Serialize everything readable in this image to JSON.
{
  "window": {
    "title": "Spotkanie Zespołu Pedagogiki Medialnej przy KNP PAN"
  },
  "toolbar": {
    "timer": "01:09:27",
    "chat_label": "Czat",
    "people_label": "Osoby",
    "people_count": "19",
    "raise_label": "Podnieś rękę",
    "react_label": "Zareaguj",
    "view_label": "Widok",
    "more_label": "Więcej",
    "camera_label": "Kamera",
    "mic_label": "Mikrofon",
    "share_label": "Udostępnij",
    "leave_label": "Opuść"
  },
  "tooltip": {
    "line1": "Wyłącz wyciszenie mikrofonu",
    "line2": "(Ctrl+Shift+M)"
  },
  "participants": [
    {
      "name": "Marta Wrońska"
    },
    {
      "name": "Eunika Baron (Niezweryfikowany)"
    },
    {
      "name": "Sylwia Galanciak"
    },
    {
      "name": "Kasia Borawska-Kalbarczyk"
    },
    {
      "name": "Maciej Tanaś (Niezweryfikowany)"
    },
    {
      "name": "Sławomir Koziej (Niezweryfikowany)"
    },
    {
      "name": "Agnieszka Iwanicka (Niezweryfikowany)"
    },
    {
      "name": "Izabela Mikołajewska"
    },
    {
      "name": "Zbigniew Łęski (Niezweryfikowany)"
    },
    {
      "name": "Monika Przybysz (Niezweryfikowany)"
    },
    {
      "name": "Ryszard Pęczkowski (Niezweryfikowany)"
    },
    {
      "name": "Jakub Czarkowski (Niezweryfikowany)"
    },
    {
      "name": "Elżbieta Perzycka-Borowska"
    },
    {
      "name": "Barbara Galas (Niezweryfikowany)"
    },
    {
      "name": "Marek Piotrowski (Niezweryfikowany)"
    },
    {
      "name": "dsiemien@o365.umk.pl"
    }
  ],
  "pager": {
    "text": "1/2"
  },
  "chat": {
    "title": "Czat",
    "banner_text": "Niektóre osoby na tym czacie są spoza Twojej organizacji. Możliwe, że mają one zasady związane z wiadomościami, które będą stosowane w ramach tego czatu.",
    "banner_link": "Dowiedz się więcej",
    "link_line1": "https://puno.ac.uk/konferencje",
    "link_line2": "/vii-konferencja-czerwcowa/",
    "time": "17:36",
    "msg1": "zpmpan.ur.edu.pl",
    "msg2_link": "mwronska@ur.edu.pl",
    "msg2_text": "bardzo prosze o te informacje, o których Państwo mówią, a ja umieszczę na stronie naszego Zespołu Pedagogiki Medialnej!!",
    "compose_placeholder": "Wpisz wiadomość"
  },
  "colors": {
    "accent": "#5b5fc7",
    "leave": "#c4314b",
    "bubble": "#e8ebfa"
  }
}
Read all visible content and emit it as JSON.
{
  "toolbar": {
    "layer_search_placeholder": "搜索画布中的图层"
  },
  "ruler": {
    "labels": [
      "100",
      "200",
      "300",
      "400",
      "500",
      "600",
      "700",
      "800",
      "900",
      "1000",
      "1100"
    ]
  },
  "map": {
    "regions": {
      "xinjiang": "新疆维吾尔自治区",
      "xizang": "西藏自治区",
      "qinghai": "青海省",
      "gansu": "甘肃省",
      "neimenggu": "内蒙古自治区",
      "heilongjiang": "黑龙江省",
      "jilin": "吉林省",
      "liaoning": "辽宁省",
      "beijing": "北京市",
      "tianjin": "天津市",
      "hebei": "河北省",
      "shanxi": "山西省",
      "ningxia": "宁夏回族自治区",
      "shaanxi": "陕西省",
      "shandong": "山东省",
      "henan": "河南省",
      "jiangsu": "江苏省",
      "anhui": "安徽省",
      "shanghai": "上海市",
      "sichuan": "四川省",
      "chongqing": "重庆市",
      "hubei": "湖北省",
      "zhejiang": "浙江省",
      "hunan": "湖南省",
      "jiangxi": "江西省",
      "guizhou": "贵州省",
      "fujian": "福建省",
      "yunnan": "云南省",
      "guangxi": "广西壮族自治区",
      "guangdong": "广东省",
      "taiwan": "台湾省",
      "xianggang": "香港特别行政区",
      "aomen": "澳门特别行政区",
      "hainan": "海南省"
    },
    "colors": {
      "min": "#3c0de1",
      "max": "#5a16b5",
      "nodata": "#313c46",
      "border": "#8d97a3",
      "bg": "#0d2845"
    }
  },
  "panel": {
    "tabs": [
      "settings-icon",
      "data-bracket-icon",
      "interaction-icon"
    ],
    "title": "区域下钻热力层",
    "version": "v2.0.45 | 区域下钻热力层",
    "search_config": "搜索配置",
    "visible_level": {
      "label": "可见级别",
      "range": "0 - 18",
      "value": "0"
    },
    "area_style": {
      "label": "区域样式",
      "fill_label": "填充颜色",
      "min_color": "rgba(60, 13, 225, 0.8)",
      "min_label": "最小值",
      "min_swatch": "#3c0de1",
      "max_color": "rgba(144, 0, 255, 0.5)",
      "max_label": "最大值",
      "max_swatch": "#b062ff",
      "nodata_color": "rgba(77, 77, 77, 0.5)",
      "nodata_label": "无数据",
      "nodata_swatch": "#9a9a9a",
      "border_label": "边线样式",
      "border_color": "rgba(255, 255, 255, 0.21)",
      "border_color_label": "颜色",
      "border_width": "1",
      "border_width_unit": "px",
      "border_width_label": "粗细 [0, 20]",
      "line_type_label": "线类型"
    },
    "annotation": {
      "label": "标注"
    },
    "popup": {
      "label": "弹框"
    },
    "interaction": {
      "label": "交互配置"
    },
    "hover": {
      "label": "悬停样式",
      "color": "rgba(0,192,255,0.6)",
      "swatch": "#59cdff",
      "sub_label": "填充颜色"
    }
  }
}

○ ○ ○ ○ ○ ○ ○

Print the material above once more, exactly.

Serialize everything readable in this image to JSON.
{
  "window": {
    "title": "Spotkanie Zespołu Pedagogiki Medialnej przy KNP PAN"
  },
  "toolbar": {
    "timer": "01:09:27",
    "chat_label": "Czat",
    "people_label": "Osoby",
    "people_count": "19",
    "raise_label": "Podnieś rękę",
    "react_label": "Zareaguj",
    "view_label": "Widok",
    "more_label": "Więcej",
    "camera_label": "Kamera",
    "mic_label": "Mikrofon",
    "share_label": "Udostępnij",
    "leave_label": "Opuść"
  },
  "tooltip": {
    "line1": "Wyłącz wyciszenie mikrofonu",
    "line2": "(Ctrl+Shift+M)"
  },
  "participants": [
    {
      "name": "Marta Wrońska"
    },
    {
      "name": "Eunika Baron (Niezweryfikowany)"
    },
    {
      "name": "Sylwia Galanciak"
    },
    {
      "name": "Kasia Borawska-Kalbarczyk"
    },
    {
      "name": "Maciej Tanaś (Niezweryfikowany)"
    },
    {
      "name": "Sławomir Koziej (Niezweryfikowany)"
    },
    {
      "name": "Agnieszka Iwanicka (Niezweryfikowany)"
    },
    {
      "name": "Izabela Mikołajewska"
    },
    {
      "name": "Zbigniew Łęski (Niezweryfikowany)"
    },
    {
      "name": "Monika Przybysz (Niezweryfikowany)"
    },
    {
      "name": "Ryszard Pęczkowski (Niezweryfikowany)"
    },
    {
      "name": "Jakub Czarkowski (Niezweryfikowany)"
    },
    {
      "name": "Elżbieta Perzycka-Borowska"
    },
    {
      "name": "Barbara Galas (Niezweryfikowany)"
    },
    {
      "name": "Marek Piotrowski (Niezweryfikowany)"
    },
    {
      "name": "dsiemien@o365.umk.pl"
    }
  ],
  "pager": {
    "text": "1/2"
  },
  "chat": {
    "title": "Czat",
    "banner_text": "Niektóre osoby na tym czacie są spoza Twojej organizacji. Możliwe, że mają one zasady związane z wiadomościami, które będą stosowane w ramach tego czatu.",
    "banner_link": "Dowiedz się więcej",
    "link_line1": "https://puno.ac.uk/konferencje",
    "link_line2": "/vii-konferencja-czerwcowa/",
    "time": "17:36",
    "msg1": "zpmpan.ur.edu.pl",
    "msg2_link": "mwronska@ur.edu.pl",
    "msg2_text": "bardzo prosze o te informacje, o których Państwo mówią, a ja umieszczę na stronie naszego Zespołu Pedagogiki Medialnej!!",
    "compose_placeholder": "Wpisz wiadomość"
  },
  "colors": {
    "accent": "#5b5fc7",
    "leave": "#c4314b",
    "bubble": "#e8ebfa"
  }
}
Read all visible content and emit it as JSON.
{
  "toolbar": {
    "layer_search_placeholder": "搜索画布中的图层"
  },
  "ruler": {
    "labels": [
      "100",
      "200",
      "300",
      "400",
      "500",
      "600",
      "700",
      "800",
      "900",
      "1000",
      "1100"
    ]
  },
  "map": {
    "regions": {
      "xinjiang": "新疆维吾尔自治区",
      "xizang": "西藏自治区",
      "qinghai": "青海省",
      "gansu": "甘肃省",
      "neimenggu": "内蒙古自治区",
      "heilongjiang": "黑龙江省",
      "jilin": "吉林省",
      "liaoning": "辽宁省",
      "beijing": "北京市",
      "tianjin": "天津市",
      "hebei": "河北省",
      "shanxi": "山西省",
      "ningxia": "宁夏回族自治区",
      "shaanxi": "陕西省",
      "shandong": "山东省",
      "henan": "河南省",
      "jiangsu": "江苏省",
      "anhui": "安徽省",
      "shanghai": "上海市",
      "sichuan": "四川省",
      "chongqing": "重庆市",
      "hubei": "湖北省",
      "zhejiang": "浙江省",
      "hunan": "湖南省",
      "jiangxi": "江西省",
      "guizhou": "贵州省",
      "fujian": "福建省",
      "yunnan": "云南省",
      "guangxi": "广西壮族自治区",
      "guangdong": "广东省",
      "taiwan": "台湾省",
      "xianggang": "香港特别行政区",
      "aomen": "澳门特别行政区",
      "hainan": "海南省"
    },
    "colors": {
      "min": "#3c0de1",
      "max": "#5a16b5",
      "nodata": "#313c46",
      "border": "#8d97a3",
      "bg": "#0d2845"
    }
  },
  "panel": {
    "tabs": [
      "settings-icon",
      "data-bracket-icon",
      "interaction-icon"
    ],
    "title": "区域下钻热力层",
    "version": "v2.0.45 | 区域下钻热力层",
    "search_config": "搜索配置",
    "visible_level": {
      "label": "可见级别",
      "range": "0 - 18",
      "value": "0"
    },
    "area_style": {
      "label": "区域样式",
      "fill_label": "填充颜色",
      "min_color": "rgba(60, 13, 225, 0.8)",
      "min_label": "最小值",
      "min_swatch": "#3c0de1",
      "max_color": "rgba(144, 0, 255, 0.5)",
      "max_label": "最大值",
      "max_swatch": "#b062ff",
      "nodata_color": "rgba(77, 77, 77, 0.5)",
      "nodata_label": "无数据",
      "nodata_swatch": "#9a9a9a",
      "border_label": "边线样式",
      "border_color": "rgba(255, 255, 255, 0.21)",
      "border_color_label": "颜色",
      "border_width": "1",
      "border_width_unit": "px",
      "border_width_label": "粗细 [0, 20]",
      "line_type_label": "线类型"
    },
    "annotation": {
      "label": "标注"
    },
    "popup": {
      "label": "弹框"
    },
    "interaction": {
      "label": "交互配置"
    },
    "hover": {
      "label": "悬停样式",
      "color": "rgba(0,192,255,0.6)",
      "swatch": "#59cdff",
      "sub_label": "填充颜色"
    }
  }
}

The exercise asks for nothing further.